Interest rates look set to head upwards next month to 5 per cent after the Bank of England's two newest policymakers yesterday sounded the alarm over the prospect of rising wages.
Being quizzed for the first time by MPs, Andrew Sentance and Timothy Besley attempted to avoid getting pigeonholed as either hawks or doves. But both sounded nervous about the chance that inflation could remain above its 2 per cent target despite the fall in oil prices.
Mr Sentance, a former chief economist of British Airways, said there was a "significant worry" that inflation could "begin to feed into wage increases", while Mr Besley said the Bank should "keep a careful eye on possible second-round effects". Their comments follow attempts by the Bank's Governor, Mervyn King, to play down hopes that inflation would fall back after the sharp drop in energy prices.
Mr Sentance, who joined the Monetary Policy Committee this month, said policymakers needed to "learn the lessons" from high money-supply growth, which tends to fuel inflation, in the 1980s.
Asked about the impact of energy inflation, Mr Sentance said: "We have to safeguard against that feed-through into wages, because that set off the wage price spiral that was so damaging in the 1970s and 1980s." A recent labour market survey showed that salaries for permanent staff were rising at their fastest pace for more than five years.
Mr Besley, a London School of Economics professor specialising in development economics and government policy, said that there may be "less relaxation in inflationary pressures than might have been hoped for as oil prices fall back". Sterling rose in expectation of another 25 basis point rise in November but later eased after the City bet against the likelihood of a prolonged run of rate increases.
James Knightley, at ING, said: "It's all fairly balanced stuff, and not wanting to give too much away. Overall they still look like they are going to raise rates in November ... but the comments do suggest that it's not going to be another series of rate hikes because they are still worried about growth."
So far the housing market has shrugged off the impact of August's base rate increase to 4.75 per cent. Retailers are worried about the impact of another jump ahead of Christmas, especially given that record oil prices over the summer are still feeding through to shoppers' energy bills.

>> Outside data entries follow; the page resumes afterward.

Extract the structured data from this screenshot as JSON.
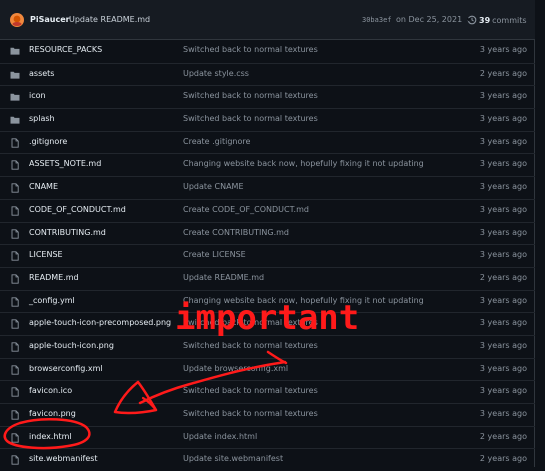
{
  "commit": {
    "author": "PiSaucer",
    "message": "Update README.md",
    "sha": "30ba3ef",
    "date": "on Dec 25, 2021",
    "count": "39",
    "count_label": "commits"
  },
  "files": [
    {
      "type": "folder",
      "name": "RESOURCE_PACKS",
      "message": "Switched back to normal textures",
      "age": "3 years ago"
    },
    {
      "type": "folder",
      "name": "assets",
      "message": "Update style.css",
      "age": "2 years ago"
    },
    {
      "type": "folder",
      "name": "icon",
      "message": "Switched back to normal textures",
      "age": "3 years ago"
    },
    {
      "type": "folder",
      "name": "splash",
      "message": "Switched back to normal textures",
      "age": "3 years ago"
    },
    {
      "type": "file",
      "name": ".gitignore",
      "message": "Create .gitignore",
      "age": "3 years ago"
    },
    {
      "type": "file",
      "name": "ASSETS_NOTE.md",
      "message": "Changing website back now, hopefully fixing it not updating",
      "age": "3 years ago"
    },
    {
      "type": "file",
      "name": "CNAME",
      "message": "Update CNAME",
      "age": "3 years ago"
    },
    {
      "type": "file",
      "name": "CODE_OF_CONDUCT.md",
      "message": "Create CODE_OF_CONDUCT.md",
      "age": "3 years ago"
    },
    {
      "type": "file",
      "name": "CONTRIBUTING.md",
      "message": "Create CONTRIBUTING.md",
      "age": "3 years ago"
    },
    {
      "type": "file",
      "name": "LICENSE",
      "message": "Create LICENSE",
      "age": "3 years ago"
    },
    {
      "type": "file",
      "name": "README.md",
      "message": "Update README.md",
      "age": "2 years ago"
    },
    {
      "type": "file",
      "name": "_config.yml",
      "message": "Changing website back now, hopefully fixing it not updating",
      "age": "3 years ago"
    },
    {
      "type": "file",
      "name": "apple-touch-icon-precomposed.png",
      "message": "Switched back to normal textures",
      "age": "3 years ago"
    },
    {
      "type": "file",
      "name": "apple-touch-icon.png",
      "message": "Switched back to normal textures",
      "age": "3 years ago"
    },
    {
      "type": "file",
      "name": "browserconfig.xml",
      "message": "Update browserconfig.xml",
      "age": "3 years ago"
    },
    {
      "type": "file",
      "name": "favicon.ico",
      "message": "Switched back to normal textures",
      "age": "3 years ago"
    },
    {
      "type": "file",
      "name": "favicon.png",
      "message": "Switched back to normal textures",
      "age": "3 years ago"
    },
    {
      "type": "file",
      "name": "index.html",
      "message": "Update index.html",
      "age": "2 years ago"
    },
    {
      "type": "file",
      "name": "site.webmanifest",
      "message": "Update site.webmanifest",
      "age": "2 years ago"
    }
  ],
  "annotation": {
    "text": "important",
    "color": "#ff1a1a"
  },
  "colors": {
    "background": "#0d1117",
    "header_bg": "#161b22",
    "border": "#30363d",
    "muted": "#8b949e",
    "text": "#e6edf3",
    "icon": "#8b949e"
  }
}
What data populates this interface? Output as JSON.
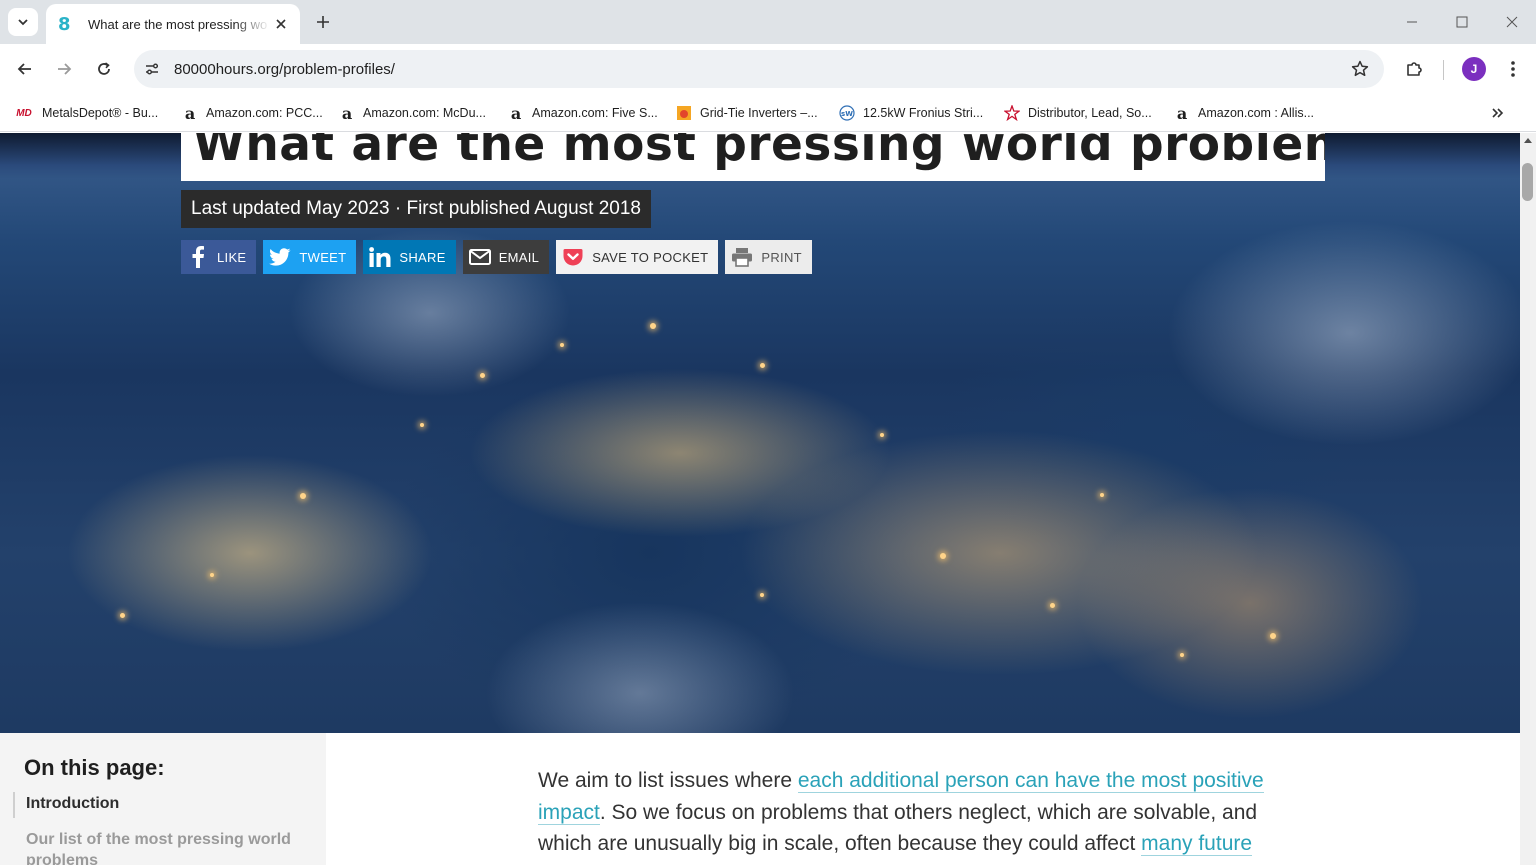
{
  "browser": {
    "tab": {
      "title": "What are the most pressing wo",
      "favicon": "8"
    },
    "url": "80000hours.org/problem-profiles/",
    "profile_initial": "J",
    "icons": {
      "tab_search": "chevron-down-icon",
      "back": "arrow-left-icon",
      "forward": "arrow-right-icon",
      "reload": "reload-icon",
      "site_info": "tune-icon",
      "bookmark_star": "star-icon",
      "extensions": "puzzle-icon",
      "menu": "kebab-menu-icon"
    }
  },
  "bookmarks": [
    {
      "label": "MetalsDepot® - Bu...",
      "icon": "MD",
      "color": "#c8102e"
    },
    {
      "label": "Amazon.com: PCC...",
      "icon": "a",
      "color": "#111111"
    },
    {
      "label": "Amazon.com: McDu...",
      "icon": "a",
      "color": "#111111"
    },
    {
      "label": "Amazon.com: Five S...",
      "icon": "a",
      "color": "#111111"
    },
    {
      "label": "Grid-Tie Inverters –...",
      "icon": "sun",
      "color": "#f5a623"
    },
    {
      "label": "12.5kW Fronius Stri...",
      "icon": "sW",
      "color": "#2f6fb5"
    },
    {
      "label": "Distributor, Lead, So...",
      "icon": "star",
      "color": "#c8102e"
    },
    {
      "label": "Amazon.com : Allis...",
      "icon": "a",
      "color": "#111111"
    }
  ],
  "page": {
    "title": "What are the most pressing world problems?",
    "updated": "Last updated May 2023 · First published August 2018",
    "share": {
      "like": "LIKE",
      "tweet": "TWEET",
      "share": "SHARE",
      "email": "EMAIL",
      "pocket": "SAVE TO POCKET",
      "print": "PRINT"
    },
    "toc": {
      "title": "On this page:",
      "items": [
        "Introduction",
        "Our list of the most pressing world problems"
      ]
    },
    "intro": {
      "t1": "We aim to list issues where ",
      "link1": "each additional person can have the most positive impact",
      "t2": ". So we focus on problems that others neglect, which are solvable, and which are unusually big in scale, often because they could affect ",
      "link2": "many future"
    }
  },
  "colors": {
    "accent_link": "#2aa2b8",
    "facebook": "#3b5998",
    "twitter": "#1da1f2",
    "linkedin": "#0077b5",
    "pocket_red": "#ef4056"
  }
}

Mr Sentance, trying to duck the issue of whether he would be more likely to side with the hawks or support David Blanchflower, the sole MPC member to vote against August's rate rise, quoted the economist John Maynard Keynes: "When the facts change, I change my mind.Reuse content